The Minnesota Senate recount campaign has firmly entered its legal stages, with Al Franken's chief counsel sending a lengthy and sharply argued memorandum to the Secretary of State's office on Thursday making the case for counting a group of contested absentee ballots.
The newsworthy thrust of David Lillehaug's 39-page brief for Secretary of State Mark Ritchie was the direct highlighting of 62 individual cases where voters were either "erroneously rejected by election officials for not being registered," or their absentee ballots were wrongfully rejected.
Around the same time that this memo was made public, local reports emerged that put the number of potentially wrongfully rejected absentee ballots at approximately 2,000 -- far greater than the 500 to 1,000 range that has been previously cited.
"Ballots that were not rejected by local or county officials for one of the four statutory reasons are not 'rejected' ballots under Minnesota law, but rather are 'uncounted' ballots," wrote Lillehaug. Later he added, "State procedure and past practice plainly require that all uncounted ballots that have not been rejected be counted, even if they were previously left uncounted at an earlier stage of the process. Counties are responsible for locating such ballots and counting them."
Whether or not the state decides to count the group of absentee ballots that didn't meet any of the four established criteria for rejection will likely determine the election's outcome. All other ballots are known as belonging to "Pile 5."

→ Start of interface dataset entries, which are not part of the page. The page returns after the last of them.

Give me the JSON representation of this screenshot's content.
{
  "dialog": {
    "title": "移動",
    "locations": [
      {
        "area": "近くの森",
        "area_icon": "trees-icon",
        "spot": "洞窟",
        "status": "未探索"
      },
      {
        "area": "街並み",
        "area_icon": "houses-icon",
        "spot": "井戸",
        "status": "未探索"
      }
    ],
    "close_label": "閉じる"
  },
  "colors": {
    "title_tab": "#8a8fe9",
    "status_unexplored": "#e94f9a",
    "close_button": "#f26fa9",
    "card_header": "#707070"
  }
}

Franken's campaign contends that, following the hand recount and assuming that no challenges will be upheld, they will end the process up by a mere four votes. The campaign is still, nevertheless, pushing for Ritchie to count the contested group of absentee ballots, noting that many came from Democratic strongholds.
"In recent days, Minneapolis has conceded 171 ballots belong in so-called 'Pile 5,' and the Ramsey County elections official has stated publicly that 100 ballots were erroneously rejected in that county," wrote Lillehaug.
"Once a state has created the right to vote by absentee ballot and established certain governing rules for the process, it cannot retroactively deprive those voters who have substantially complied with the process of their right to have their ballots counted," Lillehaug concludes.
To get a sense of just how hotly contested the legal arguments surrounding this issue have become, Lillehaug referenced, in his memo, court rules and legislative actions that stemmed from the mid-19th Century.
A state decision in 1887, he writes, "recodified the election laws and imposed a duty on the state canvassing board to certify a 'correct' report." Earlier he dismissed court decisions from 1858 (O'Ferrall v Colby) and another from 1865 (Taylor v. Taylor), which have been used to argue against counting the rejected absentee ballots.
On Friday, Minnesota's state canvassing boards will ultimately decided on whether this group of ballots will be counted in the final recount tally.